UB40 – One In Ten (1981)

UB40 are a British Pop / Reggae group that formed in December 1978 in south Birmingham, England. The ethnic makeup of the band’s original line-up was diverse, with musicians of English, Irish, Jamaican, Scottish and Yemeni parentage. UB40 have sold over 70 million records.

One in Ten was a single by UB40 released in 1981 from their second album Present Arms. It reached No. 7 on the UK Singles Chart. The song title refers to the number 9.6, being the percentage of the local workforce claiming unemployment benefit in the West Midlands in the summer of 1981 when the song was released.

I am a one in ten
A number on a list
I am a one in ten
Even though I don’t exist
Nobody knows me
But I’m always there
Statistical reminder of a world that doesn’t care

My arms enfold the dole queue
Malnutrition dulls my hair
My eyes are black and lifeless
With an underprivileged stare
I’m the beggar on the corner
Will no one spare a dime
I’m the child that never learns to read
Because no one spared the time

I am a one in ten
A number on a list
I am a one in ten
Even though I don’t exist
Nobody knows me
But I’m always there
Statistical reminder of a world that doesn’t care

I’m the murderer and the victim
The license with the gun
I’m a sad and bruised old lady
In an ally in a slum
I’m a middle aged businessman
With chronic heart disease
I’m another teenage suicide
In a street that has no trees

I am a one in ten
A number on a list
I am a one in ten
Even though I don’t exist
Nobody knows me
But I’m always there
Statistical reminder of a world that doesn’t care

I’m a starving third world mother
A refugee without a home
I’m a house wife hooked on Valium
I’m a pensioner alone
I’m a cancer ridden specter
Discovering the earth
I’m another hungry baby
I’m an accident of birth

I am a one in ten
A number on a list
I am a one in ten
Even though I don’t exist
Nobody knows me
But I’m always there
Statistical reminder of a world that doesn’t care

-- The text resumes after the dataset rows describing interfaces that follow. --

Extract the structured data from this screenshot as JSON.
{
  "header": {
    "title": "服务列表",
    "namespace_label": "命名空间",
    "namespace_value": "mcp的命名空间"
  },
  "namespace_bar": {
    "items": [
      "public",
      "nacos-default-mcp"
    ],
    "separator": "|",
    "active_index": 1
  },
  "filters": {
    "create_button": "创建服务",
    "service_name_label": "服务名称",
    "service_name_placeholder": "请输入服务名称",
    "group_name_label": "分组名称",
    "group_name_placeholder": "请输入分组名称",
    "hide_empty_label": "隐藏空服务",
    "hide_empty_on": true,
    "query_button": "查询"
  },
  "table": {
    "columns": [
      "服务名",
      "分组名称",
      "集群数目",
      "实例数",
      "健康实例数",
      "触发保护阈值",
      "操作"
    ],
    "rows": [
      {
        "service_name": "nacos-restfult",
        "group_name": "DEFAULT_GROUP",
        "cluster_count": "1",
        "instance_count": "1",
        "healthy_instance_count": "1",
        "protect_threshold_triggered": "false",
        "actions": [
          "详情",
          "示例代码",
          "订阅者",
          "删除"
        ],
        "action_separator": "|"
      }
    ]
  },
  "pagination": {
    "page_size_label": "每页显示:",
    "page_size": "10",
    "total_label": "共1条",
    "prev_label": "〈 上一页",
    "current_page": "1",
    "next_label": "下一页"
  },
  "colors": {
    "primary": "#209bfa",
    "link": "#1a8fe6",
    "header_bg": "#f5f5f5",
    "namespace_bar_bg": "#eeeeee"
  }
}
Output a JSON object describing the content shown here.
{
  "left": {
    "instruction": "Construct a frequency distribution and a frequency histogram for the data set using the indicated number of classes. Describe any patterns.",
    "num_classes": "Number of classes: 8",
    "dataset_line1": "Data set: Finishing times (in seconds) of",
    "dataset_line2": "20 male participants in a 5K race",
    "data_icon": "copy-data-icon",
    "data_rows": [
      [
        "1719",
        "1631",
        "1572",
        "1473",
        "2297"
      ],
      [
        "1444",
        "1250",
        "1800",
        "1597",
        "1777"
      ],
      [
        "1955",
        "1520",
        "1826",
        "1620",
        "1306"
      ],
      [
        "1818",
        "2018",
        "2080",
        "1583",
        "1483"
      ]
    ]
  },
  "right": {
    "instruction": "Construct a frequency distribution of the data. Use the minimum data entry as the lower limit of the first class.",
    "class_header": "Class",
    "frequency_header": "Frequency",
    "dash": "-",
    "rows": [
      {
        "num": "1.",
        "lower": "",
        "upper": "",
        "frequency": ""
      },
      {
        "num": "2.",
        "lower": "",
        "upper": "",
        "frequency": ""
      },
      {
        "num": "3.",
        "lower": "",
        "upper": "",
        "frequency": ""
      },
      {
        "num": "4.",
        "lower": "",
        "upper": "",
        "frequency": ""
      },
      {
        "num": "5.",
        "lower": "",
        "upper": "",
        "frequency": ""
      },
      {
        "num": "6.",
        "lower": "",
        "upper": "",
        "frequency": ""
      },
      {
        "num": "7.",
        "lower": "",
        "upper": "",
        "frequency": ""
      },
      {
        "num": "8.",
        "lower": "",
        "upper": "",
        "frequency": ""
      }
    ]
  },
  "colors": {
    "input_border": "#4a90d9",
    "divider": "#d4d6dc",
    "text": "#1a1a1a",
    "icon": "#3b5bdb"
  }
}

I am a one in ten
A number on a list
I am a one in ten
Even though I don’t exist
Nobody knows me
But I’m always there
Statistical reminder of a world that doesn’t care